WHITE NIGHTS IN TRONDHEIM
The city, by definition, is a being in continuous movement. I'm not only talking about people that evidently move, cars that
run through the city streets, buildings that appear or disappear, neighbourhoods changing their purposes, or populations
displacing others. I'm also thinking about how the ways in which we perceive the city transform it. In the construction of a
public space, in its ongoing dispute, there is a memory and a future. In this task, in the construction of a shared space,
images play a crucial role. Moving images, images of power, images that propose new ideas, images of resistance,
images depicting customs and lifestyles, dirty images, plump, radiant, noisy, boring or rowdy. Some images build
imaginaries, but only a few are recorded in our memory. And imaginaries not only embody our perception of the city, they also build it.
I came to Trondheim invited by Trygve and Charlotte, tireless members of the RAKE project. Upon arrival, I was offered a
tremendous gift: a good deal of films made by students of this city. As you know, the people of Trondheim are mostly
students: either actual students, or former or prospective ones. The University occupies nearly half the town's area. And
Trondheim's university students always organize a big party, the UKA. This party is so important that since the 20s, films
have been produced to promote it and construe a collective memory. What these films show is that, with this excuse,
students literally occupy the city streets. All films have a similar structure. In first place, we see a parade, where the
different university departments pass by branding all sorts of banners, as well as para-theatrical constructions, mostly
accompanied by slogans and other writings: tramways, trains, boats, cars, rockets, sputniks, atomic bombs, robots,
hospitals, monsters, television aerials or chemical laboratories, highways and trolls, among others.
These student parades, that took place between the 20s and the late 80s, bequeath us some clues of this period. This
finally forms a collection of outspoken icons, some celebratory, others sarcastic, which often openly bespeak conflict.
What strikes the most is their force, being real crowd-pullers. Thousands of people flocked to watch these quite
rudimentary parades, no matter whether under the sun or the snow. Compared to the present ways of doing, these
methods appear really archaic: to walk around the town carrying shoddily made objects and being marvelled by all this.
Perhaps the question now would be: after leaving the streets, would it not be time to win them back and inhabit the
desert? Isn't it time for those who have an idea of community, to deploy it, to weigh it and to make it visible to the entire
city? Isn't the Svartlamon district a project of a different kind of city? In recent weeks we tested these questions. We tried
to create new images, using these former practices as a pretext.
In the same city of Trondheim, between the highway and the sea, there is this 3-storey wooden tower with a staircase to
its top. Sjobaden bathers like strong emotions, experiencing at the city limits with the limits of their own bodies. Bathing in

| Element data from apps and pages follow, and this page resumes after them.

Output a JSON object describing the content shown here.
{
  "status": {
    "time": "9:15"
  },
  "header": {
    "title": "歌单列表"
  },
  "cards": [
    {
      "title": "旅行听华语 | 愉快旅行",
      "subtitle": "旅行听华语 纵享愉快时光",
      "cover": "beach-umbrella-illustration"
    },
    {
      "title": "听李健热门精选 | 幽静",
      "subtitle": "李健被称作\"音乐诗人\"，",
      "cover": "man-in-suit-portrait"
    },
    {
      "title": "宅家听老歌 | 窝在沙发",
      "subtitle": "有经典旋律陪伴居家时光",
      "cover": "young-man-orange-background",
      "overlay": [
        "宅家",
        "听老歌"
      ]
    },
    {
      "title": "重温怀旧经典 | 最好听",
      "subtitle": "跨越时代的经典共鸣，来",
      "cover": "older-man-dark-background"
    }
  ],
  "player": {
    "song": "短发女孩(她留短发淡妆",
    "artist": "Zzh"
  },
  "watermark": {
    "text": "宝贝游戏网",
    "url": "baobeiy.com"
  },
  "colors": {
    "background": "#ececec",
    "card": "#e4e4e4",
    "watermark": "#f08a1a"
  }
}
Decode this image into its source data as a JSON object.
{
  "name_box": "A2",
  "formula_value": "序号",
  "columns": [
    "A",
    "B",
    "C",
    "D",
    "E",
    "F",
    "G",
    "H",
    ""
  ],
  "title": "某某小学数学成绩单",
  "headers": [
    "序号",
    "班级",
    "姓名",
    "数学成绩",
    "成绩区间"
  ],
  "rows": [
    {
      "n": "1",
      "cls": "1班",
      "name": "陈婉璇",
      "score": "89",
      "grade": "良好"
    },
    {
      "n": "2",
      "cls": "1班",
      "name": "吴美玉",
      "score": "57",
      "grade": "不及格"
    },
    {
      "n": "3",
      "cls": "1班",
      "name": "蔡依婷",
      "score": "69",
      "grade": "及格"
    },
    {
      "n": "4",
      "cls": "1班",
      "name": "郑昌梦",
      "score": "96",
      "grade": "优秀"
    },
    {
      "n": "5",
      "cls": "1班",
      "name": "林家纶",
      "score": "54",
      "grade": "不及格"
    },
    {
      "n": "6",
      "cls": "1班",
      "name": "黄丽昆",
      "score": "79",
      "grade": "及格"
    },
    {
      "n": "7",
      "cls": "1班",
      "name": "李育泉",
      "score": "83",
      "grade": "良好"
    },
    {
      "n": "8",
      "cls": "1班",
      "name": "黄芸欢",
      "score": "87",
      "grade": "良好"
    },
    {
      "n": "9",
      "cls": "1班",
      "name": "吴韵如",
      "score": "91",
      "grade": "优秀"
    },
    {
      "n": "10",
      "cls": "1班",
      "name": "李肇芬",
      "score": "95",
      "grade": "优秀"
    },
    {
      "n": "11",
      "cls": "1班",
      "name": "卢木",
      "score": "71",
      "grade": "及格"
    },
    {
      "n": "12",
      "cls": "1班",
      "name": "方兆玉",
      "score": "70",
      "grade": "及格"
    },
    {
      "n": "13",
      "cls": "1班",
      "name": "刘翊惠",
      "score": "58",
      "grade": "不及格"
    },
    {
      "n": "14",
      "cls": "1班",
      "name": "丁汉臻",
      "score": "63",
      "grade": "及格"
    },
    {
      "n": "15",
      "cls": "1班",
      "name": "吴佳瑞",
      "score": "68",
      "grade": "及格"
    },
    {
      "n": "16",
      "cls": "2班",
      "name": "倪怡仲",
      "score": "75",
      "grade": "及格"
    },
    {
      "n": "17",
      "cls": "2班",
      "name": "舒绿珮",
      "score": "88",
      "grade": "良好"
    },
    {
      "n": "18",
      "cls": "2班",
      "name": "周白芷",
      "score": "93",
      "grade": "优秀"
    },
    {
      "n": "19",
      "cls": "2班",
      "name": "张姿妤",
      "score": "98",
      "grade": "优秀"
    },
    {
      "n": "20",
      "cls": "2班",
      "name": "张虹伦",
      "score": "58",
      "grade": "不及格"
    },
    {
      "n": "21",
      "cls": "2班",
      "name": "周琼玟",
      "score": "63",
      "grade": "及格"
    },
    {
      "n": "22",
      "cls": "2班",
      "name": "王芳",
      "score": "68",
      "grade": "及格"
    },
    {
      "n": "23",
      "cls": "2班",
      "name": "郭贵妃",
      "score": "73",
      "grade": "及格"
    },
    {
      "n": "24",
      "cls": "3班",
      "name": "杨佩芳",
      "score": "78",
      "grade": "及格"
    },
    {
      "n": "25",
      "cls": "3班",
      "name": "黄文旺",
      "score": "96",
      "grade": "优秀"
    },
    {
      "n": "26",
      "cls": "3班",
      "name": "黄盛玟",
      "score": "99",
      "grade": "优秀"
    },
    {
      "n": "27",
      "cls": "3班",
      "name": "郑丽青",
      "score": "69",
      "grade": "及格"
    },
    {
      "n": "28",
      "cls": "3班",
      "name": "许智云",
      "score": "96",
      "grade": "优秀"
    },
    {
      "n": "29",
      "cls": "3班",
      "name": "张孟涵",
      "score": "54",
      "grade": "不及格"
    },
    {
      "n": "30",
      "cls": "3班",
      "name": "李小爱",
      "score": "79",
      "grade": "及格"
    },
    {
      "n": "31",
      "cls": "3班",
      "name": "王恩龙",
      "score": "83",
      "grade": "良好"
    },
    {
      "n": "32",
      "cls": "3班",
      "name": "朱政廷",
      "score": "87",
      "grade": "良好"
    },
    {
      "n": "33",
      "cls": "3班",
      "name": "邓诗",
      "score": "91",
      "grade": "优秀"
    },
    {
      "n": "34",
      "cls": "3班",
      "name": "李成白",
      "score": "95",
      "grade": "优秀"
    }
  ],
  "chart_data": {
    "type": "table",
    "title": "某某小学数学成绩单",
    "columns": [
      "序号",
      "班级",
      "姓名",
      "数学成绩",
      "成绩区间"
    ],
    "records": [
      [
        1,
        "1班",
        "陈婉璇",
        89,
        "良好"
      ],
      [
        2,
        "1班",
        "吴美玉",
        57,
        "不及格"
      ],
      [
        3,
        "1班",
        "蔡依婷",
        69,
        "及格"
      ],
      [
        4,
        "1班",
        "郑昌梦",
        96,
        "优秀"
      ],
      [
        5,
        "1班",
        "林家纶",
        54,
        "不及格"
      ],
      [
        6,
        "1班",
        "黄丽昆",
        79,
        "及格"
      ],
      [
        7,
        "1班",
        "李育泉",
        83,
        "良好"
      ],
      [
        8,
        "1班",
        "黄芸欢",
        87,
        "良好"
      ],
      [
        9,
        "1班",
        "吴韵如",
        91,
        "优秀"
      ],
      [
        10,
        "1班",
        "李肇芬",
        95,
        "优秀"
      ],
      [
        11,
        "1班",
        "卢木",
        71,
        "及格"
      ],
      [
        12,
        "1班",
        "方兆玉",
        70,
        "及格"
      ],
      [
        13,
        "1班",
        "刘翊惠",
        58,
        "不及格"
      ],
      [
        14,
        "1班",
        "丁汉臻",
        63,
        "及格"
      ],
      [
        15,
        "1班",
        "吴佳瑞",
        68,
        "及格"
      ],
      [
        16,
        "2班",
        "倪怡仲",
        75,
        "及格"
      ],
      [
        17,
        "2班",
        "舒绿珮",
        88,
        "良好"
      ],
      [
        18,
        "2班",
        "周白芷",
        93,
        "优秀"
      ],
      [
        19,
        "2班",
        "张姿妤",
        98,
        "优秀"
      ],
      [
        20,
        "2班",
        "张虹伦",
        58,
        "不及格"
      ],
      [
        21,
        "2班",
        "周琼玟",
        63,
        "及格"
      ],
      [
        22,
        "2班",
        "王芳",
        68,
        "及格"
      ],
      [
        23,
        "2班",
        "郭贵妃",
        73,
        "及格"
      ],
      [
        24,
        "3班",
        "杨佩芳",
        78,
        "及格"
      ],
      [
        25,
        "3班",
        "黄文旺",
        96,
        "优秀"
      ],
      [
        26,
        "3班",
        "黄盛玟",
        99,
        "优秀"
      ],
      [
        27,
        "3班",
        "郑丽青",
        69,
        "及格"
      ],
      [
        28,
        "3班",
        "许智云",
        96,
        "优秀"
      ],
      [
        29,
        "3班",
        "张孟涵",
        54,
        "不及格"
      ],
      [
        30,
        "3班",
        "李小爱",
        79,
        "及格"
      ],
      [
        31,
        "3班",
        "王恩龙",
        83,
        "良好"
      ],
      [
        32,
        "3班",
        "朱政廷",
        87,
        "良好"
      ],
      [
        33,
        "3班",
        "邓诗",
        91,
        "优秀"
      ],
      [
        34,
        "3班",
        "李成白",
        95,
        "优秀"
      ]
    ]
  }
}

cold water, crashing their skeletons from very high or sunbathing their whole bodies. These practices have become a
tradition, several generations spending their time in the vicinity of this tower. Sjobaden bathers have come to develop a
sophisticated alphabet of gestures and signs, only revealed to a few.
There is also a parking lot built in the cheerful 60s, a small cathedral of the modernistic religion, condemned to demolition.
In its slumber it still filters efficiently the light over the rectangular plots. RAKE's proposal is to open its doors to the people
so as to show that it could be used in many different ways. For my part, I contributed some images. I believe that the
RAKE people and their friends are changing the city.
Trondheim, August, 2014.